• INSTRUCTIONS FOR THE TASK
Copy out each line containing "Museum" from the entries below.

■ ■ ■ ■

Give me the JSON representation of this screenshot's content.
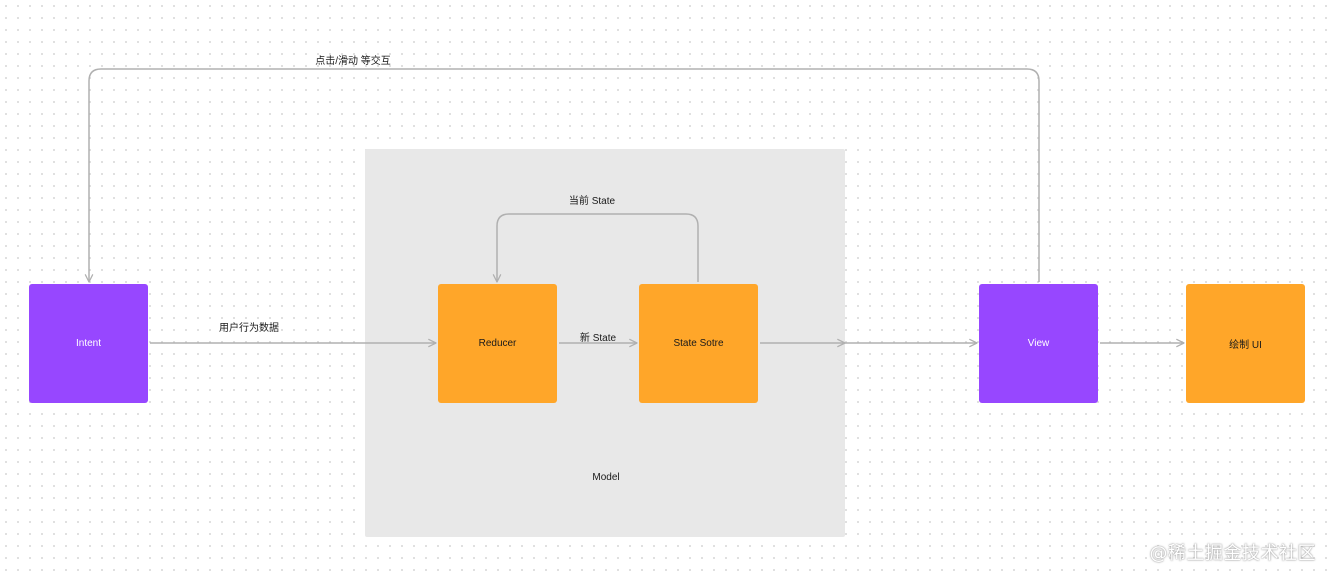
{
  "colors": {
    "purple": "#9747ff",
    "orange": "#ffa629",
    "model_bg": "#e8e8e8",
    "connector": "#b0b0b0"
  },
  "nodes": {
    "intent": "Intent",
    "reducer": "Reducer",
    "state_store": "State Sotre",
    "view": "View",
    "draw_ui": "绘制 UI"
  },
  "model": {
    "label": "Model"
  },
  "edges": {
    "user_action": "用户行为数据",
    "new_state": "新 State",
    "current_state": "当前  State",
    "interaction": "点击/滑动 等交互"
  },
  "watermark": "@稀土掘金技术社区"
}
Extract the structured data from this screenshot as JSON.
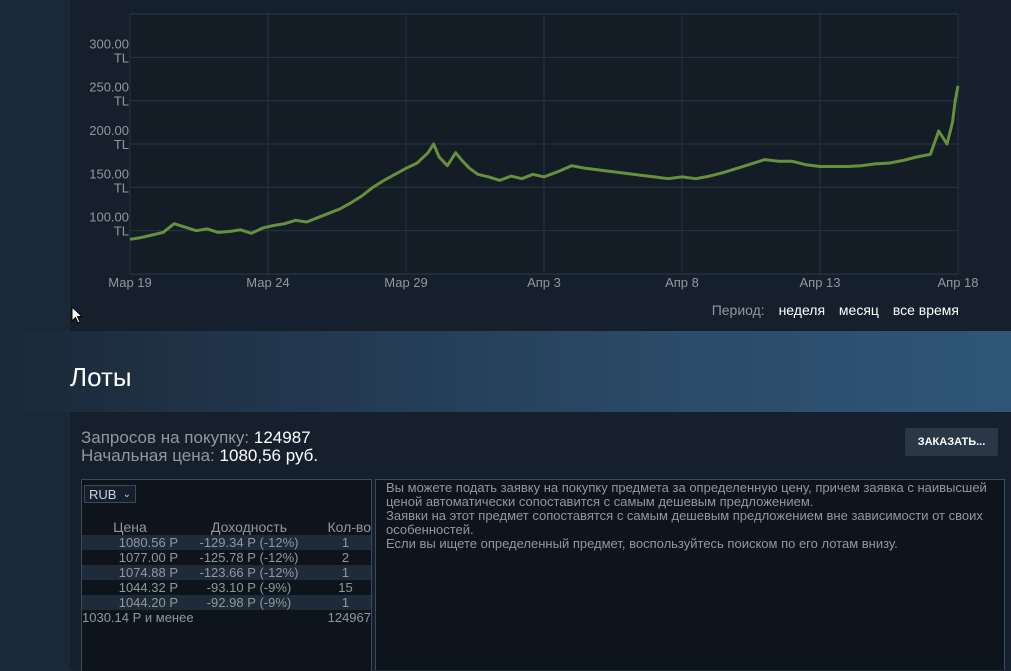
{
  "chart_data": {
    "type": "line",
    "title": "",
    "xlabel": "",
    "ylabel": "",
    "x_tick_labels": [
      "Мар 19",
      "Мар 24",
      "Мар 29",
      "Апр 3",
      "Апр 8",
      "Апр 13",
      "Апр 18"
    ],
    "y_tick_labels": [
      {
        "value": 100,
        "label1": "100.00",
        "label2": "TL"
      },
      {
        "value": 150,
        "label1": "150.00",
        "label2": "TL"
      },
      {
        "value": 200,
        "label1": "200.00",
        "label2": "TL"
      },
      {
        "value": 250,
        "label1": "250.00",
        "label2": "TL"
      },
      {
        "value": 300,
        "label1": "300.00",
        "label2": "TL"
      }
    ],
    "xlim": [
      0,
      30
    ],
    "ylim": [
      50,
      350
    ],
    "grid": true,
    "line_color": "#688f3e",
    "series": [
      {
        "points": [
          [
            0,
            90
          ],
          [
            0.4,
            92
          ],
          [
            0.8,
            95
          ],
          [
            1.2,
            98
          ],
          [
            1.6,
            108
          ],
          [
            2,
            104
          ],
          [
            2.4,
            100
          ],
          [
            2.8,
            102
          ],
          [
            3.2,
            98
          ],
          [
            3.6,
            99
          ],
          [
            4,
            101
          ],
          [
            4.4,
            97
          ],
          [
            4.8,
            103
          ],
          [
            5.2,
            106
          ],
          [
            5.6,
            108
          ],
          [
            6,
            112
          ],
          [
            6.4,
            110
          ],
          [
            6.8,
            115
          ],
          [
            7.2,
            120
          ],
          [
            7.6,
            125
          ],
          [
            8,
            132
          ],
          [
            8.4,
            140
          ],
          [
            8.8,
            150
          ],
          [
            9.2,
            158
          ],
          [
            9.6,
            165
          ],
          [
            10,
            172
          ],
          [
            10.4,
            178
          ],
          [
            10.8,
            190
          ],
          [
            11,
            200
          ],
          [
            11.2,
            185
          ],
          [
            11.5,
            175
          ],
          [
            11.8,
            190
          ],
          [
            12,
            182
          ],
          [
            12.3,
            172
          ],
          [
            12.6,
            165
          ],
          [
            13,
            162
          ],
          [
            13.4,
            158
          ],
          [
            13.8,
            163
          ],
          [
            14.2,
            160
          ],
          [
            14.6,
            165
          ],
          [
            15,
            162
          ],
          [
            15.5,
            168
          ],
          [
            16,
            175
          ],
          [
            16.5,
            172
          ],
          [
            17,
            170
          ],
          [
            17.5,
            168
          ],
          [
            18,
            166
          ],
          [
            18.5,
            164
          ],
          [
            19,
            162
          ],
          [
            19.5,
            160
          ],
          [
            20,
            162
          ],
          [
            20.5,
            160
          ],
          [
            21,
            163
          ],
          [
            21.5,
            167
          ],
          [
            22,
            172
          ],
          [
            22.5,
            177
          ],
          [
            23,
            182
          ],
          [
            23.5,
            180
          ],
          [
            24,
            180
          ],
          [
            24.5,
            176
          ],
          [
            25,
            174
          ],
          [
            25.5,
            174
          ],
          [
            26,
            174
          ],
          [
            26.5,
            175
          ],
          [
            27,
            177
          ],
          [
            27.5,
            178
          ],
          [
            28,
            181
          ],
          [
            28.5,
            185
          ],
          [
            29,
            188
          ],
          [
            29.3,
            215
          ],
          [
            29.6,
            200
          ],
          [
            29.8,
            225
          ],
          [
            29.9,
            250
          ],
          [
            30,
            267
          ]
        ]
      }
    ]
  },
  "period": {
    "label": "Период:",
    "week": "неделя",
    "month": "месяц",
    "all": "все время"
  },
  "lots": {
    "title": "Лоты"
  },
  "orders": {
    "requests_label": "Запросов на покупку:",
    "requests_value": "124987",
    "start_price_label": "Начальная цена:",
    "start_price_value": "1080,56 руб.",
    "order_button": "ЗАКАЗАТЬ..."
  },
  "book": {
    "currency": "RUB",
    "headers": [
      "Цена",
      "Доходность",
      "Кол-во"
    ],
    "rows": [
      [
        "1080.56 Р",
        "-129.34 Р (-12%)",
        "1"
      ],
      [
        "1077.00 Р",
        "-125.78 Р (-12%)",
        "2"
      ],
      [
        "1074.88 Р",
        "-123.66 Р (-12%)",
        "1"
      ],
      [
        "1044.32 Р",
        "-93.10 Р (-9%)",
        "15"
      ],
      [
        "1044.20 Р",
        "-92.98 Р (-9%)",
        "1"
      ]
    ],
    "footer_price": "1030.14 Р и менее",
    "footer_qty": "124967"
  },
  "description": [
    "Вы можете подать заявку на покупку предмета за определенную цену, причем заявка с наивысшей ценой автоматически сопоставится с самым дешевым предложением.",
    "Заявки на этот предмет сопоставятся с самым дешевым предложением вне зависимости от своих особенностей.",
    "Если вы ищете определенный предмет, воспользуйтесь поиском по его лотам внизу."
  ]
}
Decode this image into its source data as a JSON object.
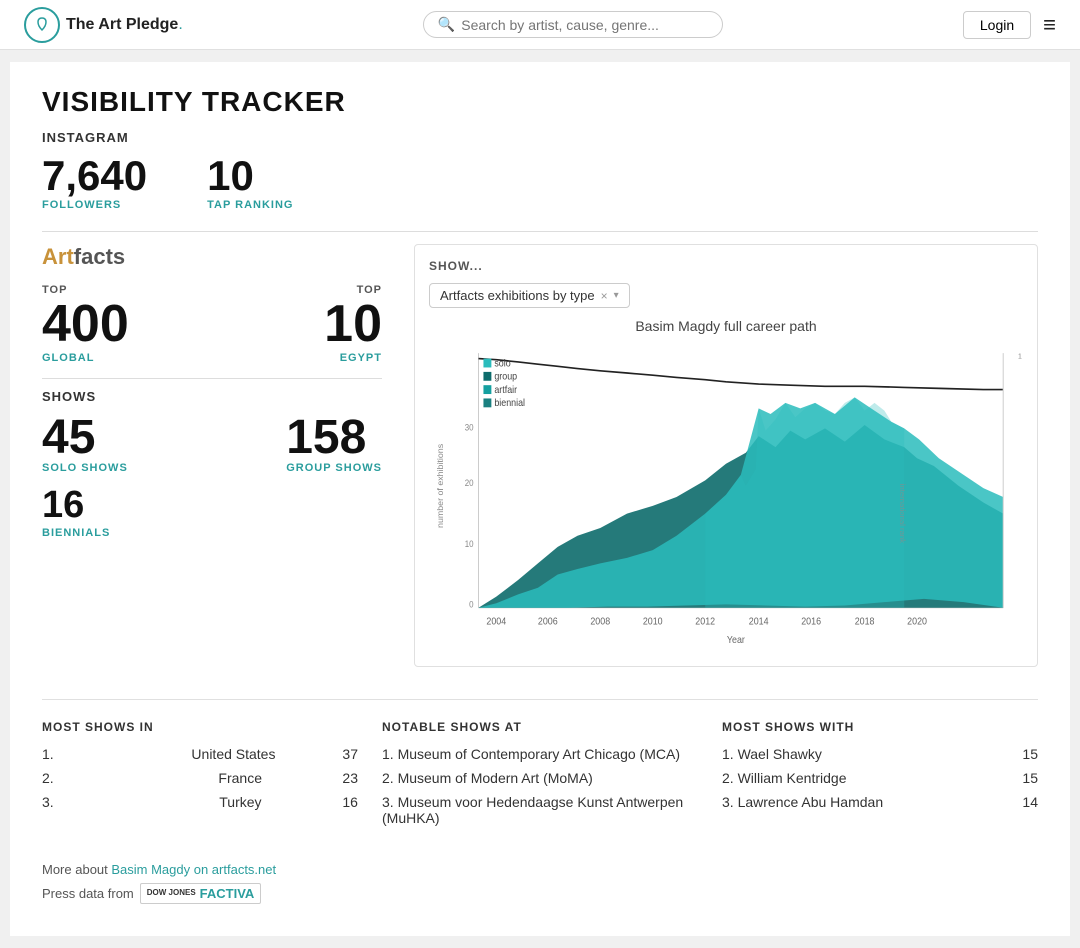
{
  "header": {
    "logo_text": "The Art Pledge",
    "logo_dot": ".",
    "search_placeholder": "Search by artist, cause, genre...",
    "login_label": "Login",
    "menu_icon": "≡"
  },
  "page": {
    "title": "VISIBILITY TRACKER"
  },
  "instagram": {
    "section_label": "INSTAGRAM",
    "followers_value": "7,640",
    "followers_label": "FOLLOWERS",
    "tap_ranking_value": "10",
    "tap_ranking_label": "TAP RANKING"
  },
  "artfacts": {
    "logo_art": "Art",
    "logo_facts": "facts",
    "top_label_left": "TOP",
    "top_label_right": "TOP",
    "rank_left": "400",
    "rank_left_label": "GLOBAL",
    "rank_right": "10",
    "rank_right_label": "EGYPT",
    "shows_header": "SHOWS",
    "solo_shows_value": "45",
    "solo_shows_label": "SOLO SHOWS",
    "group_shows_value": "158",
    "group_shows_label": "GROUP SHOWS",
    "biennials_value": "16",
    "biennials_label": "BIENNIALS"
  },
  "chart": {
    "show_label": "SHOW...",
    "dropdown_value": "Artfacts exhibitions by type",
    "title": "Basim Magdy full career path",
    "legend": [
      "solo",
      "group",
      "artfair",
      "biennial"
    ],
    "colors": [
      "#2abcbc",
      "#1a8080",
      "#15a0a0",
      "#0d6060"
    ],
    "x_axis_label": "Year",
    "years": [
      "2004",
      "2006",
      "2008",
      "2010",
      "2012",
      "2014",
      "2016",
      "2018",
      "2020"
    ]
  },
  "most_shows_in": {
    "title": "MOST SHOWS IN",
    "items": [
      {
        "rank": "1.",
        "name": "United States",
        "count": "37"
      },
      {
        "rank": "2.",
        "name": "France",
        "count": "23"
      },
      {
        "rank": "3.",
        "name": "Turkey",
        "count": "16"
      }
    ]
  },
  "notable_shows_at": {
    "title": "NOTABLE SHOWS AT",
    "items": [
      {
        "rank": "1.",
        "name": "Museum of Contemporary Art Chicago (MCA)",
        "count": ""
      },
      {
        "rank": "2.",
        "name": "Museum of Modern Art (MoMA)",
        "count": ""
      },
      {
        "rank": "3.",
        "name": "Museum voor Hedendaagse Kunst Antwerpen (MuHKA)",
        "count": ""
      }
    ]
  },
  "most_shows_with": {
    "title": "MOST SHOWS WITH",
    "items": [
      {
        "rank": "1.",
        "name": "Wael Shawky",
        "count": "15"
      },
      {
        "rank": "2.",
        "name": "William Kentridge",
        "count": "15"
      },
      {
        "rank": "3.",
        "name": "Lawrence Abu Hamdan",
        "count": "14"
      }
    ]
  },
  "footer": {
    "more_about_prefix": "More about ",
    "more_about_link": "Basim Magdy on artfacts.net",
    "press_data_label": "Press data from",
    "factiva_line1": "DOW JONES",
    "factiva_line2": "FACTIVA"
  }
}
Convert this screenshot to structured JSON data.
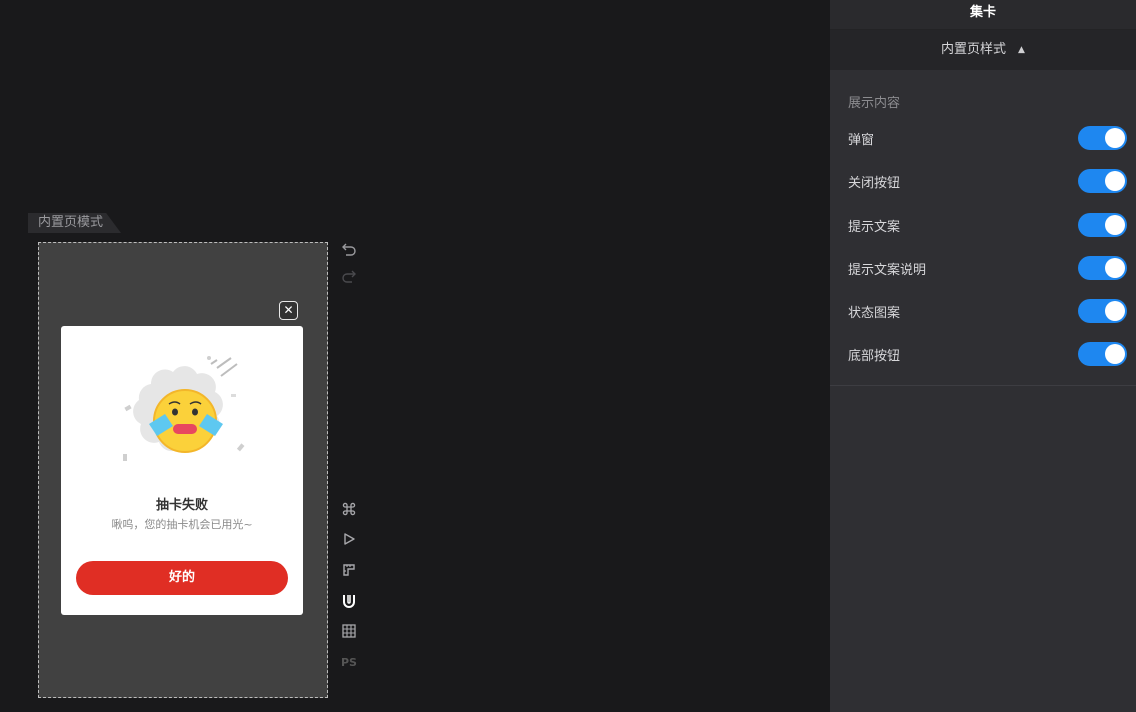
{
  "canvas": {
    "mode_tag": "内置页模式",
    "popup": {
      "close_symbol": "✕",
      "title": "抽卡失败",
      "description": "啾呜，您的抽卡机会已用光~",
      "button_label": "好的"
    },
    "toolbar": {
      "items": [
        "undo-icon",
        "redo-icon",
        "command-icon",
        "play-icon",
        "ruler-icon",
        "magnet-icon",
        "grid-icon",
        "ps-icon"
      ],
      "ps_label": "PS"
    }
  },
  "panel": {
    "title": "集卡",
    "section": {
      "title": "内置页样式",
      "caret": "▲",
      "content_label": "展示内容",
      "toggles": [
        {
          "label": "弹窗",
          "on": true
        },
        {
          "label": "关闭按钮",
          "on": true
        },
        {
          "label": "提示文案",
          "on": true
        },
        {
          "label": "提示文案说明",
          "on": true
        },
        {
          "label": "状态图案",
          "on": true
        },
        {
          "label": "底部按钮",
          "on": true
        }
      ]
    }
  },
  "colors": {
    "accent_blue": "#1e87f0",
    "popup_button_red": "#e02e24",
    "background": "#19191b",
    "panel_background": "#2f2f33"
  }
}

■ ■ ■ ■

• THE COMPLETED TASK
        "name": "Museum of Contemporary Art Chicago (MCA)",
        "name": "Museum of Modern Art (MoMA)",
        "name": "Museum voor Hedendaagse Kunst Antwerpen (MuHKA)",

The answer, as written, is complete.